Economist: Chicago's COVID-19 shutdown was too broad

A professor at the University of Chicago claims the city could have saved the same number of lives from the coronavirus with a smaller shutdown that would have killed far fewer jobs.

It is a debate with huge implications for any future lockdown.

Governor JB Pritzker said again Wednesday he fears COVID-19 could yet explode in a deadlier new wave, just as America’s last pandemic did a century ago.

“COVID-19 coronavirus is still out there. So people need to do everything they can,” Pritzker said.

But even as new infections and new deaths continue to fall in Illinois, 19 other states are seeing a deadly surge. If it strikes here, University of Chicago Professor John Birge says any new lockdown must be carefully targeted. If cities like Chicago and New York had done that in round one, he says hundreds of thousands of jobs and many businesses that are now gone could have been saved.

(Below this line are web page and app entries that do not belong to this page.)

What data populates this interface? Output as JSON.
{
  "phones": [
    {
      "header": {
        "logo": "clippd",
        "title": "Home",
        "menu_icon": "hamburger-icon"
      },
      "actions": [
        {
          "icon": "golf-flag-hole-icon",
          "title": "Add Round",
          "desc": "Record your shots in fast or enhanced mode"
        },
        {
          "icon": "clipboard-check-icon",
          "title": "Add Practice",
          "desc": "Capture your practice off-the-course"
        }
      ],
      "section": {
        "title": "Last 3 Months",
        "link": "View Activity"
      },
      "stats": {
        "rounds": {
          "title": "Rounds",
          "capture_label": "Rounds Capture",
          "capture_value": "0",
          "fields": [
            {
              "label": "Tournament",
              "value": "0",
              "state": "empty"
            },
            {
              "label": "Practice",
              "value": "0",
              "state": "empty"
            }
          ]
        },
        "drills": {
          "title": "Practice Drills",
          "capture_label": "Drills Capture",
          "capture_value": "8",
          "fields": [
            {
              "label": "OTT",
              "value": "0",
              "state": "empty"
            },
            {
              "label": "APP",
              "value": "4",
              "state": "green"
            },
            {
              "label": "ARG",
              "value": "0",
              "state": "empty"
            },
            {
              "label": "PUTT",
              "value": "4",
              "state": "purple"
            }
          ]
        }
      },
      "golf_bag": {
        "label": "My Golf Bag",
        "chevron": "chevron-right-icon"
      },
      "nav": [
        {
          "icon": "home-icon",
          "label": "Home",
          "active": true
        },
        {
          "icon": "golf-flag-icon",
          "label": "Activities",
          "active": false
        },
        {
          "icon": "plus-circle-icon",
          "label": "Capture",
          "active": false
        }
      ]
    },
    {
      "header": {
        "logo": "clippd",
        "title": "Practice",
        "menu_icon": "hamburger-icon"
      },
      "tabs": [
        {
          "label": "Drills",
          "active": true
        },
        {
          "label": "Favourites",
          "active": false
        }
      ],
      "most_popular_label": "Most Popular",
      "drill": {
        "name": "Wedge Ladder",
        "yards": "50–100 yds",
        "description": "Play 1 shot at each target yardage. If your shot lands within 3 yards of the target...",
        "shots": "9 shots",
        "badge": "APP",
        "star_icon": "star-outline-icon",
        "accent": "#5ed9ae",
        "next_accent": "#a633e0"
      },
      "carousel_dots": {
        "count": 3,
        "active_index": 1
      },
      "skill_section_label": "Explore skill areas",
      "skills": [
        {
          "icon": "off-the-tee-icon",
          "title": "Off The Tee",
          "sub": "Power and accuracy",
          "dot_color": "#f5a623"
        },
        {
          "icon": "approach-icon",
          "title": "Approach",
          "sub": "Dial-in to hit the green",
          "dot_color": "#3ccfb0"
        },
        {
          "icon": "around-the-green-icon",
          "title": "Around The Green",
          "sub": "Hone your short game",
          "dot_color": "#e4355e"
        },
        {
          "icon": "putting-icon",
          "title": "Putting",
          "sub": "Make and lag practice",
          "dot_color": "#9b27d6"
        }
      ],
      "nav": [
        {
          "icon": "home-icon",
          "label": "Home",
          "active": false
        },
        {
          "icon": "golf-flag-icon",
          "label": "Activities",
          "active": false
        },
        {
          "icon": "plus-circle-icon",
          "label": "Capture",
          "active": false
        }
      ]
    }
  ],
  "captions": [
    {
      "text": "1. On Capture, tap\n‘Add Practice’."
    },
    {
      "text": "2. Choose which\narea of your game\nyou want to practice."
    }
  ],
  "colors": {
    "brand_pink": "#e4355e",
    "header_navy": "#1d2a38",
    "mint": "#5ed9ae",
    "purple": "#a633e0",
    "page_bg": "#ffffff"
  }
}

“Based on all we know from the data, it would have been able to work and save New York, for example, from having increases in their infection rates without having the high levels of unemployment that we've seen,” said Birge.

While the study's recommendations are forward-looking and based on widespread testing not previously available, Mayor Lori Lightfoot saw them as an unfair attack.

“The premise of the question is that we would have known ahead of time where it would hit, how it would hit, and therefore we would have tailored our response accordingly. That just defies logic,” the mayor said.

Implementing the study's recommendations could inflame racial tensions: keep downtown businesses open while closing those in or near neighborhoods with heavy rates of infection, which would hit hard many blacks and Hispanics.